*** Opening Stored data ***

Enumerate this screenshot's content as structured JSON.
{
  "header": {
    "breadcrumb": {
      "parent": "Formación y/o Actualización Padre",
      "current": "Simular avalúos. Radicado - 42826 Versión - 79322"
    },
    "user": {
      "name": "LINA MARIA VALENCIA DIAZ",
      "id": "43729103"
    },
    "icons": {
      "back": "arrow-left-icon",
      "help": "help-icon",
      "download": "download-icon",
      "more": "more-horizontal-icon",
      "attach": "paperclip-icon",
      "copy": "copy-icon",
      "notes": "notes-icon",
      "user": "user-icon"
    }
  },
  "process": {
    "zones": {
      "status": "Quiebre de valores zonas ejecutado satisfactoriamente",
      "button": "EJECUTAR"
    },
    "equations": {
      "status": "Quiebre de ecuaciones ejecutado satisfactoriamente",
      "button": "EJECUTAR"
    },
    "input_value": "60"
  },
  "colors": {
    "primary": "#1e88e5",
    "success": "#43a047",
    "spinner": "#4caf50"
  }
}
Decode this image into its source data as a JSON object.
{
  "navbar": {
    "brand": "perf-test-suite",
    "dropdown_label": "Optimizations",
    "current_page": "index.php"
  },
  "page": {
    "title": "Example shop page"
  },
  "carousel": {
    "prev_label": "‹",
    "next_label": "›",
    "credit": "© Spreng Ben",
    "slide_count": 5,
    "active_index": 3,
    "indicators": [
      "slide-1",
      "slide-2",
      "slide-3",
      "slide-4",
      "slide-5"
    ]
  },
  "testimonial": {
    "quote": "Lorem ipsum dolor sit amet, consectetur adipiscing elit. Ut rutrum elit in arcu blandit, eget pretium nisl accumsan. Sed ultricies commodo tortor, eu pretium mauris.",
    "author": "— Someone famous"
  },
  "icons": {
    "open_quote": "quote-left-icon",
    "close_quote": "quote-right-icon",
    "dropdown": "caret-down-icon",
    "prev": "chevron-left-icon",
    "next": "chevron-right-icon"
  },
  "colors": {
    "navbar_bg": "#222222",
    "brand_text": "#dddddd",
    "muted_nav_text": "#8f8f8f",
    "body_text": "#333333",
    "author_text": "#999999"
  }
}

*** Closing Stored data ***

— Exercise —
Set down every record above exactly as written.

— Exercise answer —
Enumerate this screenshot's content as structured JSON.
{
  "header": {
    "breadcrumb": {
      "parent": "Formación y/o Actualización Padre",
      "current": "Simular avalúos. Radicado - 42826 Versión - 79322"
    },
    "user": {
      "name": "LINA MARIA VALENCIA DIAZ",
      "id": "43729103"
    },
    "icons": {
      "back": "arrow-left-icon",
      "help": "help-icon",
      "download": "download-icon",
      "more": "more-horizontal-icon",
      "attach": "paperclip-icon",
      "copy": "copy-icon",
      "notes": "notes-icon",
      "user": "user-icon"
    }
  },
  "process": {
    "zones": {
      "status": "Quiebre de valores zonas ejecutado satisfactoriamente",
      "button": "EJECUTAR"
    },
    "equations": {
      "status": "Quiebre de ecuaciones ejecutado satisfactoriamente",
      "button": "EJECUTAR"
    },
    "input_value": "60"
  },
  "colors": {
    "primary": "#1e88e5",
    "success": "#43a047",
    "spinner": "#4caf50"
  }
}
Decode this image into its source data as a JSON object.
{
  "navbar": {
    "brand": "perf-test-suite",
    "dropdown_label": "Optimizations",
    "current_page": "index.php"
  },
  "page": {
    "title": "Example shop page"
  },
  "carousel": {
    "prev_label": "‹",
    "next_label": "›",
    "credit": "© Spreng Ben",
    "slide_count": 5,
    "active_index": 3,
    "indicators": [
      "slide-1",
      "slide-2",
      "slide-3",
      "slide-4",
      "slide-5"
    ]
  },
  "testimonial": {
    "quote": "Lorem ipsum dolor sit amet, consectetur adipiscing elit. Ut rutrum elit in arcu blandit, eget pretium nisl accumsan. Sed ultricies commodo tortor, eu pretium mauris.",
    "author": "— Someone famous"
  },
  "icons": {
    "open_quote": "quote-left-icon",
    "close_quote": "quote-right-icon",
    "dropdown": "caret-down-icon",
    "prev": "chevron-left-icon",
    "next": "chevron-right-icon"
  },
  "colors": {
    "navbar_bg": "#222222",
    "brand_text": "#dddddd",
    "muted_nav_text": "#8f8f8f",
    "body_text": "#333333",
    "author_text": "#999999"
  }
}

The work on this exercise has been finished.